I came across this article on DZone which talks about Open IoT Stack for Java. This stack is envisioned to allow developers to make apps on light weight devices to build IoT solutions. This press release from Eclipse drives home the point as to why IoT is no longer a hype and much more of an imminent reality in the near future. Another report from Vision Mobile talks about how a network of app entrepreneurs might push IoT to unprecedented heights.
As I mentioned in my previous post reactive programming has a compelling reason for adoption as it allows developers to focus on their data flow and business logic. Akka has come across as a tool to enforce reactive programming. It allows you to create distributed and concurrent applications of high complexity in shorter and more manageable time frame.
Reactive Programming seems to be the rage nowadays (as observed in blogs and newsletter). Out of curiosity I looked it up and was impressed with what it is capable of. Turns out that this is a declarative approach which allow code to react to changes in referenced values.
Let’s understand it from the perspective of a spread sheet. Lets say cell A1 has the formula “=B1+C1”. Now typically we expect that if we change the value in B1 or C1 then the value of cell A1 will be updated automatically.
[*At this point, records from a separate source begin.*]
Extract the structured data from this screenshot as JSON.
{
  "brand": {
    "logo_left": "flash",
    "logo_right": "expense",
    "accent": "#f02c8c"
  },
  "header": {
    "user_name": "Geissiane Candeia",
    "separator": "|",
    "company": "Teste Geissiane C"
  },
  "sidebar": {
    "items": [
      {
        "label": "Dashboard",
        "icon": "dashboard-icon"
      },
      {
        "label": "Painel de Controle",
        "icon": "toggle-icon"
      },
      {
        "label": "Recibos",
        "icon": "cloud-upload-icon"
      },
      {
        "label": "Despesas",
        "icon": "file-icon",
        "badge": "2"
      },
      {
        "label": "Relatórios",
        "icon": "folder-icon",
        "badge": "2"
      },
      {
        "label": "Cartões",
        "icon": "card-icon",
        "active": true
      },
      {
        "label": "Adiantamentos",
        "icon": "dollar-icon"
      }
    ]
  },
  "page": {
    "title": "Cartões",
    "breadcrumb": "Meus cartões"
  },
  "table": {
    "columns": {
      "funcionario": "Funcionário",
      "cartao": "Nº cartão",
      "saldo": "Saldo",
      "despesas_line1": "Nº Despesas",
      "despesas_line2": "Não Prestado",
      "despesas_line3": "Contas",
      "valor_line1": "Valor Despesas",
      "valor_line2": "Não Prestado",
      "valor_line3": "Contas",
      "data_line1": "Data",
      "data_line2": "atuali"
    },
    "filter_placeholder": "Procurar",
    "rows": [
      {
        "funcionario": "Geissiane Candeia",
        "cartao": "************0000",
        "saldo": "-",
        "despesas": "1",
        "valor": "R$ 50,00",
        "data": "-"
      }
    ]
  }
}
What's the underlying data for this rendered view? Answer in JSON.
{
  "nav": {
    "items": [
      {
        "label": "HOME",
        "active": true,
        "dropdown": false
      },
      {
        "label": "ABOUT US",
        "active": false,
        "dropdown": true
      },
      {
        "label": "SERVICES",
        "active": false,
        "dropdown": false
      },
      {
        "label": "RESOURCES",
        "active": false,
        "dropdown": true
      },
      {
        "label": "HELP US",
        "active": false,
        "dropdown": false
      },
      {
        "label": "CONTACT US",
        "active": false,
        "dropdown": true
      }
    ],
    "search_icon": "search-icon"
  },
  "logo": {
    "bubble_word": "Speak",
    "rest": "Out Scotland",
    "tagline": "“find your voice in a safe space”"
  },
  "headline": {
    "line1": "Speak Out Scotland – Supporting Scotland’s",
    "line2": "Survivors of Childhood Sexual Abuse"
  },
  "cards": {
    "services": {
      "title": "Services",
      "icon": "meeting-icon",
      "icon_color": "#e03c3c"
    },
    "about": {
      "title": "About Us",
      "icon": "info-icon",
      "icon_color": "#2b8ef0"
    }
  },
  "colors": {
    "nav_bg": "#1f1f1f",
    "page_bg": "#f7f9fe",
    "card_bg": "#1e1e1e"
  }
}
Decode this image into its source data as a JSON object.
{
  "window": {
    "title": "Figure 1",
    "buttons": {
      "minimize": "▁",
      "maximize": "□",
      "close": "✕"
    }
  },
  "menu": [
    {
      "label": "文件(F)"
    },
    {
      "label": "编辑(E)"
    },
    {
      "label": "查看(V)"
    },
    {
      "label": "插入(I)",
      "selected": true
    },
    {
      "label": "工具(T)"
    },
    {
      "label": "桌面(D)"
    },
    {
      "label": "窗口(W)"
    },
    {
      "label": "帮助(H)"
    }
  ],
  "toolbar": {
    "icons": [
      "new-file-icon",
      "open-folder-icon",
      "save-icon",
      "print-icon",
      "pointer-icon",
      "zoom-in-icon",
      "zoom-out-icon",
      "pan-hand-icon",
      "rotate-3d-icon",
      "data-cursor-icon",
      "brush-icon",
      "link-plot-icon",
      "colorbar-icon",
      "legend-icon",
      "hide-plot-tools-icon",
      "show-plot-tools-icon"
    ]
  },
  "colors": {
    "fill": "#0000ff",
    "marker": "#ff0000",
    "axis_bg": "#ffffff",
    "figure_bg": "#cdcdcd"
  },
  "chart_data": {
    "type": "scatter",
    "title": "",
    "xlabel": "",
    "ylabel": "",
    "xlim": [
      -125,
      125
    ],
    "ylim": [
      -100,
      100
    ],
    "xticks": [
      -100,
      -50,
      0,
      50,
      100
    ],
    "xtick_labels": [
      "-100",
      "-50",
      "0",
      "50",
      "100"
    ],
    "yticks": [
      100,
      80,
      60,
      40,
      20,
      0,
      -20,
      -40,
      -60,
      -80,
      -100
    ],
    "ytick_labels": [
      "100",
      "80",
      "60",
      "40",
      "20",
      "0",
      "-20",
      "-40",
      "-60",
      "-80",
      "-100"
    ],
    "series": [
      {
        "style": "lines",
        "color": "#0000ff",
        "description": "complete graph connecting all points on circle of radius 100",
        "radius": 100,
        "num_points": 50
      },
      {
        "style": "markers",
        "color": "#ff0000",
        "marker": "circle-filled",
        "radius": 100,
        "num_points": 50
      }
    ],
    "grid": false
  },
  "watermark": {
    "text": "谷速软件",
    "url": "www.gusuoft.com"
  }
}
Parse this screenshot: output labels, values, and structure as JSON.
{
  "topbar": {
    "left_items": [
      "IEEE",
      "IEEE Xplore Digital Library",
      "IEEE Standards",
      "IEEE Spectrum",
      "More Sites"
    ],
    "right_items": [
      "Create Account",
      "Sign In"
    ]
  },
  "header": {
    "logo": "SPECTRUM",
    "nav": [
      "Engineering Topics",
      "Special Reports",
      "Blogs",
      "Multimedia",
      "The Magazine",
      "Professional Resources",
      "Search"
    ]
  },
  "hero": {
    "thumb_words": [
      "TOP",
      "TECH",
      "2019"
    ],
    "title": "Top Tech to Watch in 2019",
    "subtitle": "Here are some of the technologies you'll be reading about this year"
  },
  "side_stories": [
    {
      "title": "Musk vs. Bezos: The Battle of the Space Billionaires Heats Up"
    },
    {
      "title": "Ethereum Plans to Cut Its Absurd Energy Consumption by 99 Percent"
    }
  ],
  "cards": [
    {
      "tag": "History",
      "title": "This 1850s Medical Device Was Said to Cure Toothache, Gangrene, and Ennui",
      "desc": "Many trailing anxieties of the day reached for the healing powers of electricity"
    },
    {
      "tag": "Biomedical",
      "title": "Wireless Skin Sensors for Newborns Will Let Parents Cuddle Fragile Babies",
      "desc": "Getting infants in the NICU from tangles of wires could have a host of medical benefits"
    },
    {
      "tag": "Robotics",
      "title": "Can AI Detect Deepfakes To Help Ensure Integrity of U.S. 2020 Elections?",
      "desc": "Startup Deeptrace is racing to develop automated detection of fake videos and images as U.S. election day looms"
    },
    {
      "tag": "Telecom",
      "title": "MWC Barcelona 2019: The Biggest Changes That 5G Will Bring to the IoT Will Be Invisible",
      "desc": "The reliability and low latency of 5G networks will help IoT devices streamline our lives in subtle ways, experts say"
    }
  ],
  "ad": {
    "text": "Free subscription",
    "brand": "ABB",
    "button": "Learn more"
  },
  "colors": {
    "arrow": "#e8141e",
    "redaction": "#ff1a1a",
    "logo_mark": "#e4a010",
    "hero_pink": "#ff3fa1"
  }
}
Keeping this example in mind now lets see how this can work in programming world. Lets say we have an expression that says A = B + C. When this expression is executed in our code then the value of A is updated whenever this expression is ‘executed’. Once this is done the value of B can be changed or the value of C can be changed without reflecting on the value of A. To enforce a ripple effect back to A like we observed for cell A1 in spreadsheet we have to devise elaborate observers / listeners on the values of B and C to update A whenever the value of B or C change. In a real life production environment this simple expression can be replaced with more complex algorithm or data flow and you have a situation which can quickly get out of hand and might be difficult if not impossible to debug.
In reactive programming we react to changes. So in the above situation the value of variable A will be updated as and when the value of B or C changes.
This concept has been well explained in a dzone article.